# Your assignment
Write out the entries again exactly as they are given.

(Beginning of Data for analysis)

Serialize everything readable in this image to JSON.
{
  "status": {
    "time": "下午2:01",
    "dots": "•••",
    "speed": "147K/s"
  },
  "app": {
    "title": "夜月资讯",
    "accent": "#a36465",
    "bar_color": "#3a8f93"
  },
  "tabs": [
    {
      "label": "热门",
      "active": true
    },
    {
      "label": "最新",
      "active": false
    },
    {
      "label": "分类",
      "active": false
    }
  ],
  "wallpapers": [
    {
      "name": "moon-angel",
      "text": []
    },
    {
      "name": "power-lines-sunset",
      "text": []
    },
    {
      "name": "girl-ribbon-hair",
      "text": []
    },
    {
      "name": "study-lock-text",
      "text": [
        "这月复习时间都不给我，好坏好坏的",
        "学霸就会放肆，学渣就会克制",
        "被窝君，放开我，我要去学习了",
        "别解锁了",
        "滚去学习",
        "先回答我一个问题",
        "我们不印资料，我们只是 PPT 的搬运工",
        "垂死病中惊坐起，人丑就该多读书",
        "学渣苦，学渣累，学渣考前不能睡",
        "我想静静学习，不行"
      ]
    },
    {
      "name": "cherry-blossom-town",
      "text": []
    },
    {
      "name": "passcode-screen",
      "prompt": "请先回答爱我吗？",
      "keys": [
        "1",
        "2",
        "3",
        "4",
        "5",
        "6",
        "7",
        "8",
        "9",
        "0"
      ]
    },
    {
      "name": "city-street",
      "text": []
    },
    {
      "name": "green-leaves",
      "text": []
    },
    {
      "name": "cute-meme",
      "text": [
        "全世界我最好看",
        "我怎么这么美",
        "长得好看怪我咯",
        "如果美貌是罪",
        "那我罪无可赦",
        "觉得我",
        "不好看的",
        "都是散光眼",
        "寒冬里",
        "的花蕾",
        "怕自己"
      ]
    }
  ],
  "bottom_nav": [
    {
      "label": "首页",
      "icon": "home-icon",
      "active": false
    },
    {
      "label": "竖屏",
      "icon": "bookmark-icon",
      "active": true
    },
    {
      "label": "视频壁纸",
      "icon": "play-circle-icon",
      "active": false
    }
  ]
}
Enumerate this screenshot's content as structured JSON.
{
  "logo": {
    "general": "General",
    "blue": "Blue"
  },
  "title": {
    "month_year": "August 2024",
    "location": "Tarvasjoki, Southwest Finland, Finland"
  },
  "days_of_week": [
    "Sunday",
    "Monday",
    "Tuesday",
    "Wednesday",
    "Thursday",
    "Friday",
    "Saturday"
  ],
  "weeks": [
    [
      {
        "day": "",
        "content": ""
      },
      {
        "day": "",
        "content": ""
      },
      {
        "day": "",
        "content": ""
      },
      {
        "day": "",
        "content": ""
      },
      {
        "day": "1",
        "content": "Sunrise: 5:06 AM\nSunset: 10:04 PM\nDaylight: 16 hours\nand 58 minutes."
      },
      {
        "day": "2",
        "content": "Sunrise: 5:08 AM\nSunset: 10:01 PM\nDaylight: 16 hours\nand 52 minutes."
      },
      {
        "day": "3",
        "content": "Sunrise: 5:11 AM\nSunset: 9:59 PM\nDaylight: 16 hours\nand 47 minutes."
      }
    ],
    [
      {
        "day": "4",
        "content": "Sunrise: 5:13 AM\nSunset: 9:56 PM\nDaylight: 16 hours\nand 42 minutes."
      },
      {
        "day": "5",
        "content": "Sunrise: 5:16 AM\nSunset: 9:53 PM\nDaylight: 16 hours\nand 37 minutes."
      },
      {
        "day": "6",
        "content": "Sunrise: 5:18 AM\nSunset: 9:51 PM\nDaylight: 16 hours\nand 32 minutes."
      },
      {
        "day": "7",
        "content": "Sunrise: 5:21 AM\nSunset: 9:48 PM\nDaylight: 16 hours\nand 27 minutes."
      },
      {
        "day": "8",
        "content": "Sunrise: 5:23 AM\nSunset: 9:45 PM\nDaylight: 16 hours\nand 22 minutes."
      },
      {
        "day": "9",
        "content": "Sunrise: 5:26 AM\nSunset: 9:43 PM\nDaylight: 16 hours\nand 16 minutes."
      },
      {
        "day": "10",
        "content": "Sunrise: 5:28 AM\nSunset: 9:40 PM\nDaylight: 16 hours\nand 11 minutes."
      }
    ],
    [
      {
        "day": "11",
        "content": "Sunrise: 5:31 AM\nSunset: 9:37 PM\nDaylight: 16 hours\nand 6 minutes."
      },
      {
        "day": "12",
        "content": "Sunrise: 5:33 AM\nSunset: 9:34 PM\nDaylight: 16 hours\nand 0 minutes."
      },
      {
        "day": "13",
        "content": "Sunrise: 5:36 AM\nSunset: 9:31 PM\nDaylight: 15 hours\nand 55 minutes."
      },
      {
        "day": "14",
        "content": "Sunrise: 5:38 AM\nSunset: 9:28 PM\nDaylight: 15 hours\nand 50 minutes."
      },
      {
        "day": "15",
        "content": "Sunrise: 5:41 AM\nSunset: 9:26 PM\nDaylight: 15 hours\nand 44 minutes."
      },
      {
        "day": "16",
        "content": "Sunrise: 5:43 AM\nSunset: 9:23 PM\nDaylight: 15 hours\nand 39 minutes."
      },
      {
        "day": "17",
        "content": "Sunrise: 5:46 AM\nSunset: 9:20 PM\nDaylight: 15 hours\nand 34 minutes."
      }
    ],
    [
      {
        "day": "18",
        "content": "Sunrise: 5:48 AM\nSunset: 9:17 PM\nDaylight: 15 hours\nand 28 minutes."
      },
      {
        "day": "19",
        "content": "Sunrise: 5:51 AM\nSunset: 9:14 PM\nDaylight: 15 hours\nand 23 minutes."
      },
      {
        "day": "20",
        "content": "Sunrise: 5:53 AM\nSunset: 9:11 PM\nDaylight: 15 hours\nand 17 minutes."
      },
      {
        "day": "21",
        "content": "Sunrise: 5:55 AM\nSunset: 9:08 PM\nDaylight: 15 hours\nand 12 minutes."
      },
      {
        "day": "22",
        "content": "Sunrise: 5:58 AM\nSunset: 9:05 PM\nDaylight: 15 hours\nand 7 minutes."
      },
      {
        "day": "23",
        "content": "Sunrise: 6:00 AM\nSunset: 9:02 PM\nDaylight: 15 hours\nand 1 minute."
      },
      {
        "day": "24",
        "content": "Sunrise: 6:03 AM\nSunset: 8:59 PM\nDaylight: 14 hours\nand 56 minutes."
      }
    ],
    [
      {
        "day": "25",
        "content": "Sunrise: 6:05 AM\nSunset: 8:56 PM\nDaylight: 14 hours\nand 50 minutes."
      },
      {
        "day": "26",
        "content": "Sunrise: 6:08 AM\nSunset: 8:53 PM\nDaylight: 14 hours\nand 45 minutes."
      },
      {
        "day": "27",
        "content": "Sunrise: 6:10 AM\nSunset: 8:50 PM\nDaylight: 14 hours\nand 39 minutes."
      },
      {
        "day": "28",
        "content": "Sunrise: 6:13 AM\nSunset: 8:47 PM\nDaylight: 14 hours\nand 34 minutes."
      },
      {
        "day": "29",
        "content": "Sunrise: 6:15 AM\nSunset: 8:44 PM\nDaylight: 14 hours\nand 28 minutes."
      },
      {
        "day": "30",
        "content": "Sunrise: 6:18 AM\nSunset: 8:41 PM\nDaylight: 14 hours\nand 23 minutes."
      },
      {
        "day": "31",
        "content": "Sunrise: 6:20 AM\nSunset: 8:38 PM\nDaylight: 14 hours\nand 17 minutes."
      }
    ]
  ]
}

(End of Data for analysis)

# Completed exercise
Serialize everything readable in this image to JSON.
{
  "status": {
    "time": "下午2:01",
    "dots": "•••",
    "speed": "147K/s"
  },
  "app": {
    "title": "夜月资讯",
    "accent": "#a36465",
    "bar_color": "#3a8f93"
  },
  "tabs": [
    {
      "label": "热门",
      "active": true
    },
    {
      "label": "最新",
      "active": false
    },
    {
      "label": "分类",
      "active": false
    }
  ],
  "wallpapers": [
    {
      "name": "moon-angel",
      "text": []
    },
    {
      "name": "power-lines-sunset",
      "text": []
    },
    {
      "name": "girl-ribbon-hair",
      "text": []
    },
    {
      "name": "study-lock-text",
      "text": [
        "这月复习时间都不给我，好坏好坏的",
        "学霸就会放肆，学渣就会克制",
        "被窝君，放开我，我要去学习了",
        "别解锁了",
        "滚去学习",
        "先回答我一个问题",
        "我们不印资料，我们只是 PPT 的搬运工",
        "垂死病中惊坐起，人丑就该多读书",
        "学渣苦，学渣累，学渣考前不能睡",
        "我想静静学习，不行"
      ]
    },
    {
      "name": "cherry-blossom-town",
      "text": []
    },
    {
      "name": "passcode-screen",
      "prompt": "请先回答爱我吗？",
      "keys": [
        "1",
        "2",
        "3",
        "4",
        "5",
        "6",
        "7",
        "8",
        "9",
        "0"
      ]
    },
    {
      "name": "city-street",
      "text": []
    },
    {
      "name": "green-leaves",
      "text": []
    },
    {
      "name": "cute-meme",
      "text": [
        "全世界我最好看",
        "我怎么这么美",
        "长得好看怪我咯",
        "如果美貌是罪",
        "那我罪无可赦",
        "觉得我",
        "不好看的",
        "都是散光眼",
        "寒冬里",
        "的花蕾",
        "怕自己"
      ]
    }
  ],
  "bottom_nav": [
    {
      "label": "首页",
      "icon": "home-icon",
      "active": false
    },
    {
      "label": "竖屏",
      "icon": "bookmark-icon",
      "active": true
    },
    {
      "label": "视频壁纸",
      "icon": "play-circle-icon",
      "active": false
    }
  ]
}
Enumerate this screenshot's content as structured JSON.
{
  "logo": {
    "general": "General",
    "blue": "Blue"
  },
  "title": {
    "month_year": "August 2024",
    "location": "Tarvasjoki, Southwest Finland, Finland"
  },
  "days_of_week": [
    "Sunday",
    "Monday",
    "Tuesday",
    "Wednesday",
    "Thursday",
    "Friday",
    "Saturday"
  ],
  "weeks": [
    [
      {
        "day": "",
        "content": ""
      },
      {
        "day": "",
        "content": ""
      },
      {
        "day": "",
        "content": ""
      },
      {
        "day": "",
        "content": ""
      },
      {
        "day": "1",
        "content": "Sunrise: 5:06 AM\nSunset: 10:04 PM\nDaylight: 16 hours\nand 58 minutes."
      },
      {
        "day": "2",
        "content": "Sunrise: 5:08 AM\nSunset: 10:01 PM\nDaylight: 16 hours\nand 52 minutes."
      },
      {
        "day": "3",
        "content": "Sunrise: 5:11 AM\nSunset: 9:59 PM\nDaylight: 16 hours\nand 47 minutes."
      }
    ],
    [
      {
        "day": "4",
        "content": "Sunrise: 5:13 AM\nSunset: 9:56 PM\nDaylight: 16 hours\nand 42 minutes."
      },
      {
        "day": "5",
        "content": "Sunrise: 5:16 AM\nSunset: 9:53 PM\nDaylight: 16 hours\nand 37 minutes."
      },
      {
        "day": "6",
        "content": "Sunrise: 5:18 AM\nSunset: 9:51 PM\nDaylight: 16 hours\nand 32 minutes."
      },
      {
        "day": "7",
        "content": "Sunrise: 5:21 AM\nSunset: 9:48 PM\nDaylight: 16 hours\nand 27 minutes."
      },
      {
        "day": "8",
        "content": "Sunrise: 5:23 AM\nSunset: 9:45 PM\nDaylight: 16 hours\nand 22 minutes."
      },
      {
        "day": "9",
        "content": "Sunrise: 5:26 AM\nSunset: 9:43 PM\nDaylight: 16 hours\nand 16 minutes."
      },
      {
        "day": "10",
        "content": "Sunrise: 5:28 AM\nSunset: 9:40 PM\nDaylight: 16 hours\nand 11 minutes."
      }
    ],
    [
      {
        "day": "11",
        "content": "Sunrise: 5:31 AM\nSunset: 9:37 PM\nDaylight: 16 hours\nand 6 minutes."
      },
      {
        "day": "12",
        "content": "Sunrise: 5:33 AM\nSunset: 9:34 PM\nDaylight: 16 hours\nand 0 minutes."
      },
      {
        "day": "13",
        "content": "Sunrise: 5:36 AM\nSunset: 9:31 PM\nDaylight: 15 hours\nand 55 minutes."
      },
      {
        "day": "14",
        "content": "Sunrise: 5:38 AM\nSunset: 9:28 PM\nDaylight: 15 hours\nand 50 minutes."
      },
      {
        "day": "15",
        "content": "Sunrise: 5:41 AM\nSunset: 9:26 PM\nDaylight: 15 hours\nand 44 minutes."
      },
      {
        "day": "16",
        "content": "Sunrise: 5:43 AM\nSunset: 9:23 PM\nDaylight: 15 hours\nand 39 minutes."
      },
      {
        "day": "17",
        "content": "Sunrise: 5:46 AM\nSunset: 9:20 PM\nDaylight: 15 hours\nand 34 minutes."
      }
    ],
    [
      {
        "day": "18",
        "content": "Sunrise: 5:48 AM\nSunset: 9:17 PM\nDaylight: 15 hours\nand 28 minutes."
      },
      {
        "day": "19",
        "content": "Sunrise: 5:51 AM\nSunset: 9:14 PM\nDaylight: 15 hours\nand 23 minutes."
      },
      {
        "day": "20",
        "content": "Sunrise: 5:53 AM\nSunset: 9:11 PM\nDaylight: 15 hours\nand 17 minutes."
      },
      {
        "day": "21",
        "content": "Sunrise: 5:55 AM\nSunset: 9:08 PM\nDaylight: 15 hours\nand 12 minutes."
      },
      {
        "day": "22",
        "content": "Sunrise: 5:58 AM\nSunset: 9:05 PM\nDaylight: 15 hours\nand 7 minutes."
      },
      {
        "day": "23",
        "content": "Sunrise: 6:00 AM\nSunset: 9:02 PM\nDaylight: 15 hours\nand 1 minute."
      },
      {
        "day": "24",
        "content": "Sunrise: 6:03 AM\nSunset: 8:59 PM\nDaylight: 14 hours\nand 56 minutes."
      }
    ],
    [
      {
        "day": "25",
        "content": "Sunrise: 6:05 AM\nSunset: 8:56 PM\nDaylight: 14 hours\nand 50 minutes."
      },
      {
        "day": "26",
        "content": "Sunrise: 6:08 AM\nSunset: 8:53 PM\nDaylight: 14 hours\nand 45 minutes."
      },
      {
        "day": "27",
        "content": "Sunrise: 6:10 AM\nSunset: 8:50 PM\nDaylight: 14 hours\nand 39 minutes."
      },
      {
        "day": "28",
        "content": "Sunrise: 6:13 AM\nSunset: 8:47 PM\nDaylight: 14 hours\nand 34 minutes."
      },
      {
        "day": "29",
        "content": "Sunrise: 6:15 AM\nSunset: 8:44 PM\nDaylight: 14 hours\nand 28 minutes."
      },
      {
        "day": "30",
        "content": "Sunrise: 6:18 AM\nSunset: 8:41 PM\nDaylight: 14 hours\nand 23 minutes."
      },
      {
        "day": "31",
        "content": "Sunrise: 6:20 AM\nSunset: 8:38 PM\nDaylight: 14 hours\nand 17 minutes."
      }
    ]
  ]
}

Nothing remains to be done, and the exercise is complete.